Earlier, we had all got outside for the obligatory group photo. It was at this moment that Frances chose to present me with the headdresses. These were apparently a present from Mum who had delegated the shopping to my sister-in-law who had had quite a job finding them. Well done Frances. The story of the headdresses has appeared in an earlier post, but, since I can’t remember which one, I am going to have to repeat it. I am told I have been banging on about it for years. I am sure that’s not true, but, just in case, I hereby undertake never to mention it again. When Chris and I were small I woke up one Christmas morning to find him scoffing all the chocolate out of my stocking. I had also been given two Red Indian (as we called Native Americans then) headdresses. As I had two and Chris had none, I then had to give him one. This seemed to me like adding injury to injury. We had been recounting this story a while back and Mum said she’d get me some for my birthday. I’m sure it hadn’t been me who raised the subject. She didn’t let it rest there, for among the pile of generous presents was a huge bar of Cadbury’s Dairy Milk. It took me quite a while to get around to opening the numerous gifts, for which I thank everyone.

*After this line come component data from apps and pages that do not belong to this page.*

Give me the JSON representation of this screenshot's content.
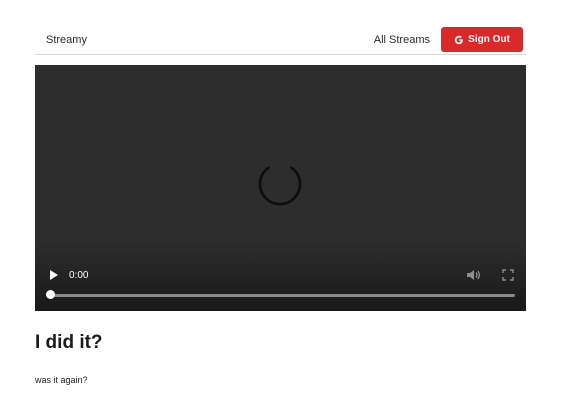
{
  "header": {
    "brand": "Streamy",
    "nav_link": "All Streams",
    "signout_label": "Sign Out",
    "signout_icon": "google-icon",
    "signout_color": "#db2828"
  },
  "video": {
    "background": "#2d2d2d",
    "loading_icon": "loading-spinner-icon",
    "play_icon": "play-icon",
    "time": "0:00",
    "mute_icon": "volume-icon",
    "fullscreen_icon": "fullscreen-icon",
    "progress": 0
  },
  "stream": {
    "title": "I did it?",
    "description": "was it again?"
  }
}
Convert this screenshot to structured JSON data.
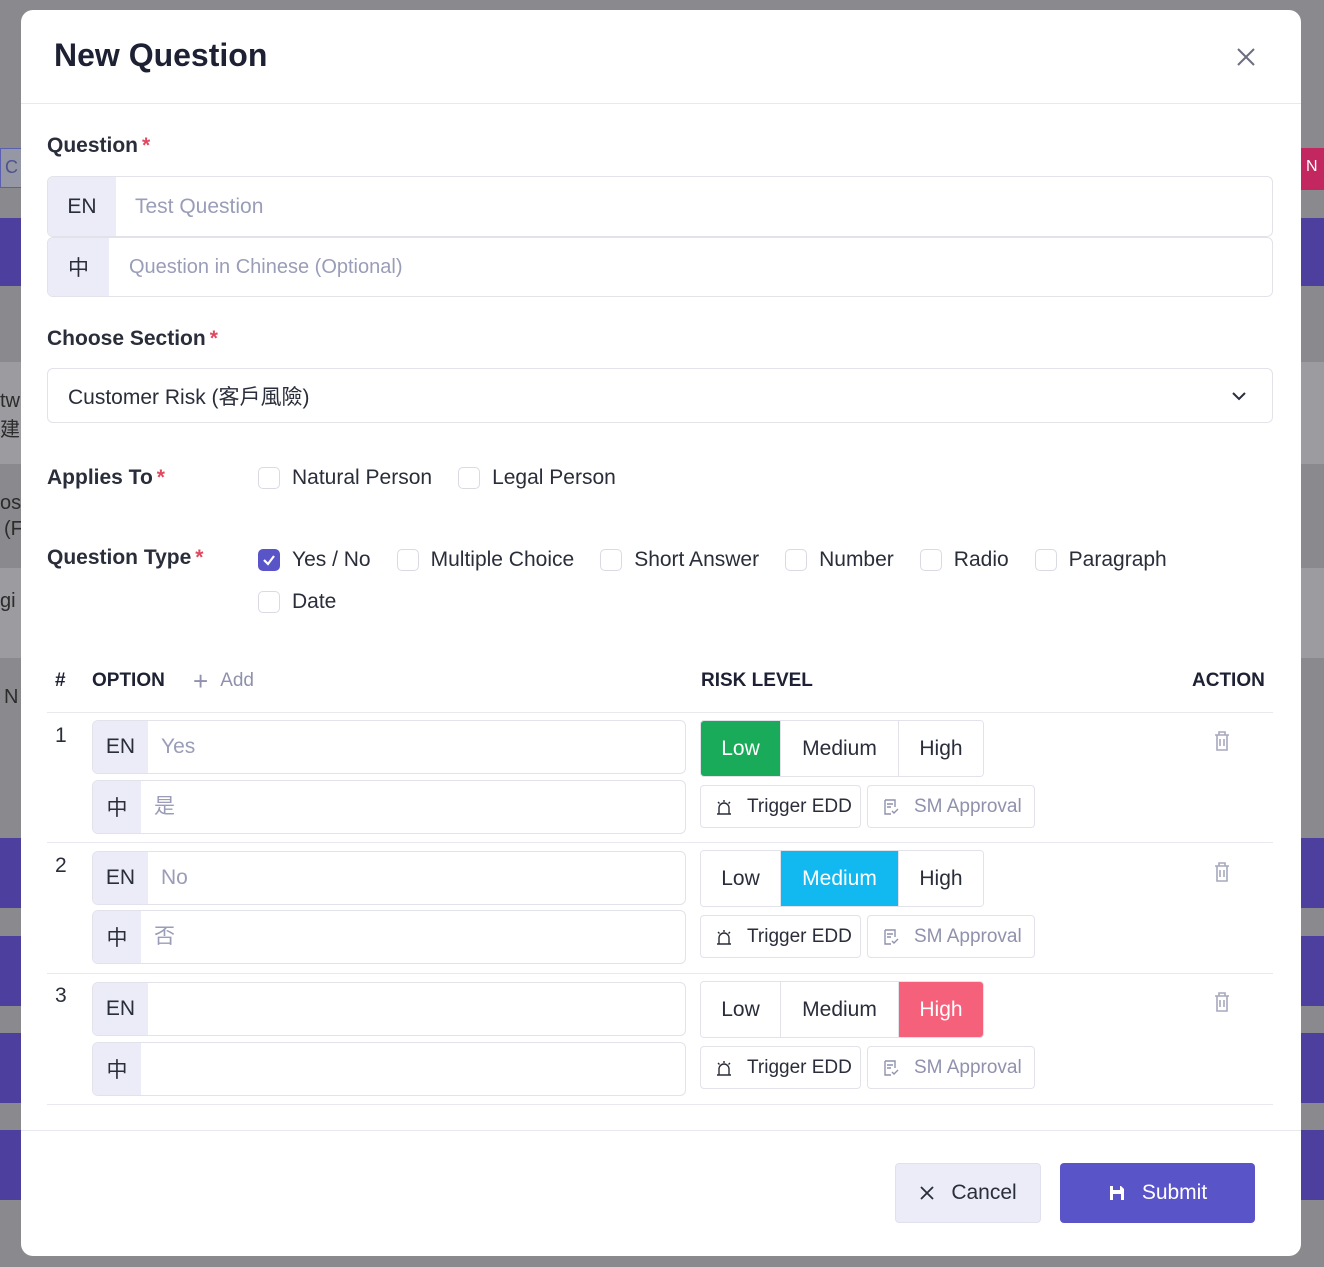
{
  "background": {
    "left_chip": "C",
    "right_chip": "N",
    "left_fragments": [
      "tw",
      "建",
      "os",
      "(F",
      "gi",
      "N"
    ]
  },
  "modal": {
    "title": "New Question",
    "question": {
      "label": "Question",
      "required_mark": "*",
      "en_tag": "EN",
      "en_value": "Test Question",
      "zh_tag": "中",
      "zh_placeholder": "Question in Chinese (Optional)"
    },
    "section": {
      "label": "Choose Section",
      "required_mark": "*",
      "selected": "Customer Risk (客戶風險)"
    },
    "applies_to": {
      "label": "Applies To",
      "required_mark": "*",
      "options": [
        {
          "label": "Natural Person",
          "checked": false
        },
        {
          "label": "Legal Person",
          "checked": false
        }
      ]
    },
    "question_type": {
      "label": "Question Type",
      "required_mark": "*",
      "options": [
        {
          "label": "Yes / No",
          "checked": true
        },
        {
          "label": "Multiple Choice",
          "checked": false
        },
        {
          "label": "Short Answer",
          "checked": false
        },
        {
          "label": "Number",
          "checked": false
        },
        {
          "label": "Radio",
          "checked": false
        },
        {
          "label": "Paragraph",
          "checked": false
        },
        {
          "label": "Date",
          "checked": false
        }
      ]
    },
    "options_table": {
      "headers": {
        "num": "#",
        "option": "OPTION",
        "add": "Add",
        "risk": "RISK LEVEL",
        "action": "ACTION"
      },
      "risk_levels": [
        "Low",
        "Medium",
        "High"
      ],
      "tags": {
        "edd": "Trigger EDD",
        "sm": "SM Approval"
      },
      "colors": {
        "low": "#1aab5a",
        "medium": "#12b8f0",
        "high": "#f5617a"
      },
      "rows": [
        {
          "num": "1",
          "en_tag": "EN",
          "en_value": "Yes",
          "zh_tag": "中",
          "zh_value": "是",
          "risk": "Low"
        },
        {
          "num": "2",
          "en_tag": "EN",
          "en_value": "No",
          "zh_tag": "中",
          "zh_value": "否",
          "risk": "Medium"
        },
        {
          "num": "3",
          "en_tag": "EN",
          "en_value": "",
          "zh_tag": "中",
          "zh_value": "",
          "risk": "High"
        }
      ]
    },
    "footer": {
      "cancel": "Cancel",
      "submit": "Submit"
    }
  }
}
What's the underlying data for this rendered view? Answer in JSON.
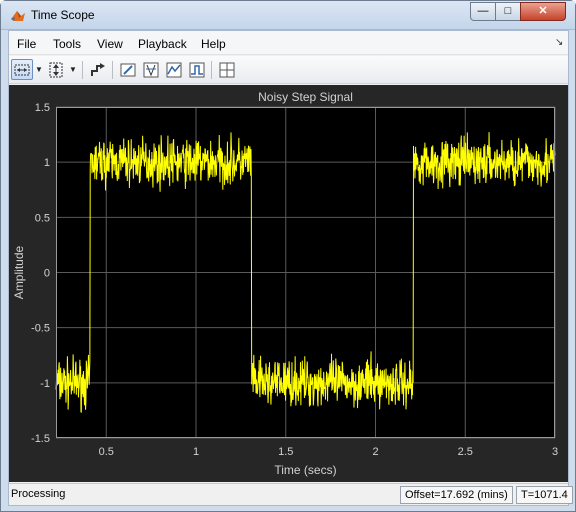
{
  "window": {
    "title": "Time Scope",
    "minimize_glyph": "—",
    "maximize_glyph": "□",
    "close_glyph": "✕"
  },
  "menu": {
    "items": [
      "File",
      "Tools",
      "View",
      "Playback",
      "Help"
    ],
    "dock_glyph": "↘"
  },
  "toolbar": {
    "buttons": [
      "zoom-x-icon",
      "fit-axes-icon",
      "step-forward-icon",
      "signal-properties-icon",
      "cursor-measurements-icon",
      "peak-finder-icon",
      "bilevel-measurements-icon",
      "layout-icon"
    ]
  },
  "colors": {
    "plot_background": "#000000",
    "panel_background": "#262626",
    "grid": "#5a5a5a",
    "axis_text": "#d2d2d2",
    "signal": "#ffff00"
  },
  "chart_data": {
    "type": "line",
    "title": "Noisy Step Signal",
    "xlabel": "Time (secs)",
    "ylabel": "Amplitude",
    "xlim": [
      0.22,
      3.0
    ],
    "ylim": [
      -1.5,
      1.5
    ],
    "x_ticks": [
      0.5,
      1,
      1.5,
      2,
      2.5,
      3
    ],
    "x_tick_labels": [
      "0.5",
      "1",
      "1.5",
      "2",
      "2.5",
      "3"
    ],
    "y_ticks": [
      -1.5,
      -1,
      -0.5,
      0,
      0.5,
      1,
      1.5
    ],
    "y_tick_labels": [
      "-1.5",
      "-1",
      "-0.5",
      "0",
      "0.5",
      "1",
      "1.5"
    ],
    "grid": true,
    "noise_amplitude": 0.13,
    "series": [
      {
        "levels": [
          {
            "x_start": 0.22,
            "x_end": 0.41,
            "y": -1
          },
          {
            "x_start": 0.41,
            "x_end": 1.31,
            "y": 1
          },
          {
            "x_start": 1.31,
            "x_end": 2.21,
            "y": -1
          },
          {
            "x_start": 2.21,
            "x_end": 3.0,
            "y": 1
          }
        ]
      }
    ]
  },
  "status": {
    "text": "Processing",
    "offset": "Offset=17.692 (mins)",
    "time": "T=1071.4"
  }
}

Many more stories were told during this event, especially as the cousins and their children extended the event into the pub. Some, like the cricket ball in the eye, may find their way into further posts. Perhaps I’ll just mention Father Christmas’s Reindeer which was, as often, wheeled out for the occasion. On one of our first Christmas mornings in Newark when Sam and Louisa were small, Jessica and I were awakened by excited cries from these two rushing up the stairs. ‘Mummy, Mummy’, they shrieked, ‘Father Christmas has left a reindeer behind’. For some reason their mother was convinced I’d had something to do with it. As they rushed into our bedroom she turned to them and said: ‘Your father’s an idiot’. The reindeer is a large wooden carving from Bali. Father Christmas told me that.
In yesterday’s post I recorded that I had disturbed a group of three magpies. This, according to the rhyme signifies a girl. Today Holly informed me that the baby she is expecting is a sister for Malachi.
Eventually I was persuaded to make a short speech. I pleaded that I’d had no time to prepare anything because I’d been deliberately misled into thinking there might be an event next week; because I’d thought that would only be small; and because I’d had too much to drink and could never drink before making a speech. No excuses were accepted and I remember finishing by telling everyone to log onto the blog site today. Anyone who didn’t know how to do it should ask Jessica (5), Malachi (3), or Imogen (3) to teach them.
I cannot name you all individually, but you all know who you are and that you will remain in my heart forever.
And so to car, to Links Avenue, and to bed.